Start of Supplied material
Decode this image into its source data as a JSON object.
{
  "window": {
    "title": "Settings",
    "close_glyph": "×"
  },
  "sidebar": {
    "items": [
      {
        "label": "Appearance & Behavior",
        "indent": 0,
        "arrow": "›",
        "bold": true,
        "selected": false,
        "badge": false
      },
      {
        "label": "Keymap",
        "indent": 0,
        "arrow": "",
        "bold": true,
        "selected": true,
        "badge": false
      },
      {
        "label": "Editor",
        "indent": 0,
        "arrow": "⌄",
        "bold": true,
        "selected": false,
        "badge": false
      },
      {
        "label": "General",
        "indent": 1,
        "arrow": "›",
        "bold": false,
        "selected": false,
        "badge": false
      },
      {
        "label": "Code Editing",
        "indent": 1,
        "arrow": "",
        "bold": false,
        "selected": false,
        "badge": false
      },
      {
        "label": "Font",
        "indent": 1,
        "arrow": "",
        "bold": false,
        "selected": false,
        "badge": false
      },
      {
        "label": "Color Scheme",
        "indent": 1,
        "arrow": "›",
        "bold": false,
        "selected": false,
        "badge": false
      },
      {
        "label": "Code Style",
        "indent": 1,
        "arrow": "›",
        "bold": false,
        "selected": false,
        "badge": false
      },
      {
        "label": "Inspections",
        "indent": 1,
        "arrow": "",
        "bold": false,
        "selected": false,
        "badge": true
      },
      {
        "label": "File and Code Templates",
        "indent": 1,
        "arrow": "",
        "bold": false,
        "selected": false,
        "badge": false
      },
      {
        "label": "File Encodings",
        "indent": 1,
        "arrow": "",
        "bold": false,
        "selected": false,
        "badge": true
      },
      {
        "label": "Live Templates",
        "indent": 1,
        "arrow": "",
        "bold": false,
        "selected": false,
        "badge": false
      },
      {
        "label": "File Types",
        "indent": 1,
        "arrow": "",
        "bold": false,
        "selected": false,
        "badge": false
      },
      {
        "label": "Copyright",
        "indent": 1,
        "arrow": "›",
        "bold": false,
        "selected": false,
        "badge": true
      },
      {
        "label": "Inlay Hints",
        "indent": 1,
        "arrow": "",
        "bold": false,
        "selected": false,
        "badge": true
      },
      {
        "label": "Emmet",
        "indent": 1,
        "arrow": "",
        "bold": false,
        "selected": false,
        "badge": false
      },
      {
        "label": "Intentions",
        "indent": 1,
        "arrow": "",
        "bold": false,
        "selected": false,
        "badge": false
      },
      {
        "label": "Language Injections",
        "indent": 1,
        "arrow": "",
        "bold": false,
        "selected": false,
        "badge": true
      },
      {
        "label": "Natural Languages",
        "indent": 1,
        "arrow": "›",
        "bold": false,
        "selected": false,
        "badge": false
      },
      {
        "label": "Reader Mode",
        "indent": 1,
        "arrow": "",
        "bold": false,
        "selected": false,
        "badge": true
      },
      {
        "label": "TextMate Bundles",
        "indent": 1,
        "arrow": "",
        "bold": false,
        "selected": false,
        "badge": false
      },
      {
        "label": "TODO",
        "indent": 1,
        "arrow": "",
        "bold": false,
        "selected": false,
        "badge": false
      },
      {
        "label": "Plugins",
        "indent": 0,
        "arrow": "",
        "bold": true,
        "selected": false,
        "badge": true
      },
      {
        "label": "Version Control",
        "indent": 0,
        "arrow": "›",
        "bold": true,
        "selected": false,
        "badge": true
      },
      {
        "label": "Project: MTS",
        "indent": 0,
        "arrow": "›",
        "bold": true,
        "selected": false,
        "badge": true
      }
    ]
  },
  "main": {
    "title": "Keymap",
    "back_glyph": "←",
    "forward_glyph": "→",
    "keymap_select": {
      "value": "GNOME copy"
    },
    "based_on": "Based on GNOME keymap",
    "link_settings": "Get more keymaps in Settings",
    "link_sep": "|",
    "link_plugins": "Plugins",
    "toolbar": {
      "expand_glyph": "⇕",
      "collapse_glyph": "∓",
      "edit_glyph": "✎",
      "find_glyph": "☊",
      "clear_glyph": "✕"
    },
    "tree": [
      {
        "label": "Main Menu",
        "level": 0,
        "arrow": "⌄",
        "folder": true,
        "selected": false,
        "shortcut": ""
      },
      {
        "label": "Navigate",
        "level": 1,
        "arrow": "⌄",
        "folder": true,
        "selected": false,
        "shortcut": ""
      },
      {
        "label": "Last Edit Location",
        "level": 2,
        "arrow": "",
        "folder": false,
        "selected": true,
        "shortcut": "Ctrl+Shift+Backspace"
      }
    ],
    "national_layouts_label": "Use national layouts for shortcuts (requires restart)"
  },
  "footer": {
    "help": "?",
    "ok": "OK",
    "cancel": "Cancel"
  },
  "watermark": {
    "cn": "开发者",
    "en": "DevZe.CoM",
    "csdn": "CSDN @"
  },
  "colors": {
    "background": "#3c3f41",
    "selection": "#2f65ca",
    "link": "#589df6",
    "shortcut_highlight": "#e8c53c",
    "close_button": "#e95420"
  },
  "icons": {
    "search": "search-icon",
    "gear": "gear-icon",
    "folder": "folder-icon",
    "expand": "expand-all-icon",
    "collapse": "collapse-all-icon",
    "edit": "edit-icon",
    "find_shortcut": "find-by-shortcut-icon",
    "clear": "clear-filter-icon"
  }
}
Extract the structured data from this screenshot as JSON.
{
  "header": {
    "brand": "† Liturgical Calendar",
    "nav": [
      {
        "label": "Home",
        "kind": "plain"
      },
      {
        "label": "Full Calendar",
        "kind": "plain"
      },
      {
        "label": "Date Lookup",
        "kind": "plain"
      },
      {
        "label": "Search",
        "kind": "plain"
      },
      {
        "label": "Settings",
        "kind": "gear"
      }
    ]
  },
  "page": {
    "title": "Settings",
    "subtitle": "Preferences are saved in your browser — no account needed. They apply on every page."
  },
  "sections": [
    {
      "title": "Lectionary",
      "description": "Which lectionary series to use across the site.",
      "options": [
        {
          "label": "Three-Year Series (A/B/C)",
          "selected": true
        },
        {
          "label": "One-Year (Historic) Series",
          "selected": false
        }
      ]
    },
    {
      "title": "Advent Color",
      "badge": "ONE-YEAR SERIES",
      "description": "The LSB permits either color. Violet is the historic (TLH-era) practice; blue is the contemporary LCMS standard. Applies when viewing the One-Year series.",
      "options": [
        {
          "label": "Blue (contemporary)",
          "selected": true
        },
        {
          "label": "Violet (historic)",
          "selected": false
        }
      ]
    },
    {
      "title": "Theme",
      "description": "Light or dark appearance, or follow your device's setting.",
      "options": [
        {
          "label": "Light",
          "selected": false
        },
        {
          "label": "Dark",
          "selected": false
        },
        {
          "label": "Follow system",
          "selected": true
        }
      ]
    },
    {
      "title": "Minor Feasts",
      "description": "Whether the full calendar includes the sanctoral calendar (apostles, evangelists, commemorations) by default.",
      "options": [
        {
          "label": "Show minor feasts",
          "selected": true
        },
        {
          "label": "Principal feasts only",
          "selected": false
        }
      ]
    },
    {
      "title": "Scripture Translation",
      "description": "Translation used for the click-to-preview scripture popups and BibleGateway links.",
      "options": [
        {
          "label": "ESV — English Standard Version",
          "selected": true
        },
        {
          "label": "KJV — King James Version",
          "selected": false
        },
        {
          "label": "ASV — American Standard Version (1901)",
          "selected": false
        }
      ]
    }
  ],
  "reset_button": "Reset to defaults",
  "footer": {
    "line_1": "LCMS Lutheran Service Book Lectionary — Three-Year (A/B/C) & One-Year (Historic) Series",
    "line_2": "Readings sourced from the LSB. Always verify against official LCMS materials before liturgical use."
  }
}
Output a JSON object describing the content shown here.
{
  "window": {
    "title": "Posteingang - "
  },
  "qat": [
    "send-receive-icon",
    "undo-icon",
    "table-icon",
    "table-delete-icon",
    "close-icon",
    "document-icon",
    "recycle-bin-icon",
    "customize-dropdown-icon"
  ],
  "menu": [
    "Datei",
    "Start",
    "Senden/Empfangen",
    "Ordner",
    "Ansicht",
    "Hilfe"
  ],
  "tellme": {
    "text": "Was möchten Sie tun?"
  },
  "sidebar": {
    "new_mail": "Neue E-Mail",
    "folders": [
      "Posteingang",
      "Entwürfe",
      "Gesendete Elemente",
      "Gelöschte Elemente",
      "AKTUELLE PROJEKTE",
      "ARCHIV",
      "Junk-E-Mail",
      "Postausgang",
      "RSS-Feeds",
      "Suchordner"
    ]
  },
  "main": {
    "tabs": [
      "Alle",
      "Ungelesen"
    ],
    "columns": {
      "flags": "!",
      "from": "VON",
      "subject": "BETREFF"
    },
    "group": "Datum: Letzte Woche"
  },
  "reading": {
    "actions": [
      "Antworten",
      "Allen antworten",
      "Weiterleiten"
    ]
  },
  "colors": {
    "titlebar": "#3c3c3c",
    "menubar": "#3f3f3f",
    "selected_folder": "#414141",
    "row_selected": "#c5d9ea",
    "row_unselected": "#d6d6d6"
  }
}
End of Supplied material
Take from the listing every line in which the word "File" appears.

● **Answer to this problem**:
        "label": "File and Code Templates",
        "label": "File Encodings",
        "label": "File Types",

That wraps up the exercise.